Catechesis is a noun referring to the general art of instructing new believers in the faith, with a view towards comprehensive instruction in the basic tenants of belief, spirituality, and ethics.

A catechist is someone who does this teaching, while a catechumen is one who is taught—a “hearer.” In the early church, catechumen entailed a particular status in the church. They were not considered a pagan or outsider, but neither were they full members—they were not yet baptized, and could not participate in the Eucharist. 

To catechize is the verb form referring to this kind of teaching, while catechetical is the adjectival form.

Catechetics is a way of describing the study of catechesis—similar to the way homiletics refers to the art of preaching.

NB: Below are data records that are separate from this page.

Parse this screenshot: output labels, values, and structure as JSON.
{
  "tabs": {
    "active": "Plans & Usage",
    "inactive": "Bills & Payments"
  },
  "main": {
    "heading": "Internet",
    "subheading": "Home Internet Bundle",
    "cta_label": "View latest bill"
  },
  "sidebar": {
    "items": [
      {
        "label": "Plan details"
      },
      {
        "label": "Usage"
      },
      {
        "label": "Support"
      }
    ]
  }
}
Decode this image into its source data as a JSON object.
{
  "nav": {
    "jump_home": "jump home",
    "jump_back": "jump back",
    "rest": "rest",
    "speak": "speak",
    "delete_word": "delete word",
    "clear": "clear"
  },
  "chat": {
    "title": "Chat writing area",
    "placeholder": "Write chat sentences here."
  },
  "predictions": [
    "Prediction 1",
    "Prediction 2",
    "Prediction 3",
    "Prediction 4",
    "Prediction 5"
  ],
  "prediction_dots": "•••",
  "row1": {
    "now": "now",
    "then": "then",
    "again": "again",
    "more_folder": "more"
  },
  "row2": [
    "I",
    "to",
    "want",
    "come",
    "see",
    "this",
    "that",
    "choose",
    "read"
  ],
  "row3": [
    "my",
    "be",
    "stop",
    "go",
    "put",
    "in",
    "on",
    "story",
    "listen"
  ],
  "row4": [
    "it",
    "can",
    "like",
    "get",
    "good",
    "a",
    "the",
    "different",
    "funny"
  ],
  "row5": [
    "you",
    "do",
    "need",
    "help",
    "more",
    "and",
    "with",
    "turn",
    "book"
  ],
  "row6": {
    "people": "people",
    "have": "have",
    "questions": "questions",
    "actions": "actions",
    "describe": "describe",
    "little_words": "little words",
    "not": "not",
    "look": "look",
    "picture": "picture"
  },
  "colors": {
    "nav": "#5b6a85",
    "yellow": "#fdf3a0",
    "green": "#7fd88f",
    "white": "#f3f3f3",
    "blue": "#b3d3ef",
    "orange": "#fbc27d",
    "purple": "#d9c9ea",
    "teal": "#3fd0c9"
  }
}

The catechumenate is a term that refers to a process or period of time devoted to the instruction of new Christians. While this specific term wasn't used in the early church, the concept started to emerge. In the early church, one could be a catechumen anywhere from one to three years. By the fourth century, the catechumenate concluded with an intense time of training during the season of Lent, just before Easter when baptisms took place.

By the late Middle Ages and early Reformation period (late fifteenth, early sixteenth century), the term catechism emerged, usually in reference to a text in a question-and-answer format that those preparing for baptism would memorize and be tested on. In general it refers to the content of catechesis—what is taught.

During the Reformation, a number of catechisms appeared: Martin Luther wrote a Small and Large Catechism, Calvin wrote a Genevan Catechism, which underwent several editions, and later Reformed churches developed the Heidelberg Catechism, the large and small Westminster Catechisms, and several others. The Roman Catholic Church formulated its primary catechism during the Council of Trent at the end of the sixteenth century, and has since produced variations in local languages, the most recent being the English-language Catechism of the Catholic Church, published in 1992.

The difference between a catechism and a confession is that whereas a confession simply states a denomination’s doctrinal emphases, a catechism is typically presented in a question-and-answer format, and was designed especially for teaching and memorization. In the centuries following the Reformation, many Protestant pastors and theologians wrote catechisms in order to teach their flocks the basics of the faith, adapted to their particular circumstances and what was deemed most pressing.

[1] A similar set of definitions can be found in J. I. Packer and Gary Parrett, Grounded in the Gospel: Building Believers the Old-Fashioned Way (Downer’s Grove, IL: IVP Academic, 2010), 27–28.